What data aren’t we using?
Unfortunately, we can’t take account of every factor that might determine this year’s winner.
- Players: many World Cups are remembered for outstanding performances from individual players – think Maradona in 1986, Zidane in 1998, Ronaldo (the Brazilian one) in 2002. This year’s tournament is sure to be set alight by a footballing superstar. However, we’re not looking at any of that. Predicting the line-ups of international teams, who play together a few times a year, is far more challenging than doing so for Premier League sides that play week in, week out.

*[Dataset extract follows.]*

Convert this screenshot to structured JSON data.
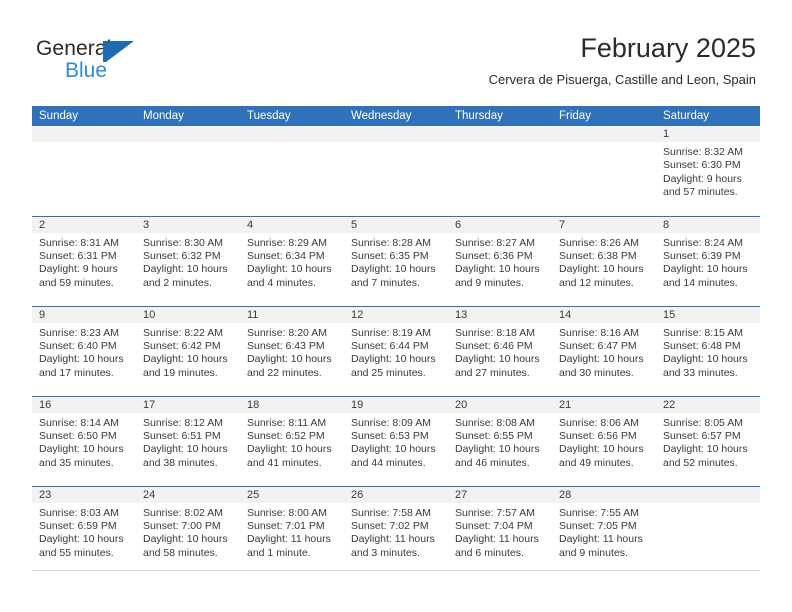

- Penalties: England fans will be painfully aware that not all teams seem to be equally adept at penalty shootouts! However, rather than gather historical data on penalty shootout success, we have taken the simpler approach of assigning a 50/50 chance for which team progresses in the event of a draw during the knockout stages.
- Location / weather / anything else: although the past four tournaments have been won by European teams, up until 2010 all World Cups held outside Europe had been won by South American sides. So, will the heat of Qatar favour Brazil and Argentina, or will the Europeans take advantage of the relatively small time zone difference? Or will a combination of these factors help bring about the first African winner? All these questions are hard to answer, and even harder to model.
What does our model predict?
If we run through the 2022 World Cup’s entire fixture list 100,000 times, we can see which teams win the tournament most often:
Clearly, Brazil are heavy favourites, with around 25% chance of winning, while Belgium and Argentina are also highly rated. England are the fifth most likely team to win.
We can also see how far England and Wales are likely to progress:
The model gives England around an 80% chance of getting out of the group stage, just under 60% chance of getting to the quarter-finals or further, but only around 7% chance of winning the whole thing. Wales, on the other hand, have around 50% chance of progressing beyond the group stage, 2% chance of getting to the final, and just 0.5% chance of winning the tournament.
Should you trust our model?
We certainly wouldn’t recommend betting on any of our predictions! Although the original Dixon and Coles model was partly motivated by a desire to better bookmakers’ odds, that was 25 years ago, and bookies nowadays have teams of data scientists that work full-time on sophisticated models that take into account all the factors we are neglecting. For us, this is a fun side-project, and our goal was to create a simple, understandable, robust and open-source model, which anyone is free to use, improve and contribute to. We welcome any questions and feedback.
Ultimately, no matter how good your model, football is quite a random game. This is one reason why we love it, and it’s also why fans of England and Wales can continue to dream that their team will defy the odds. See you on the other side!
Top image: A. Ricardo / Shutterstock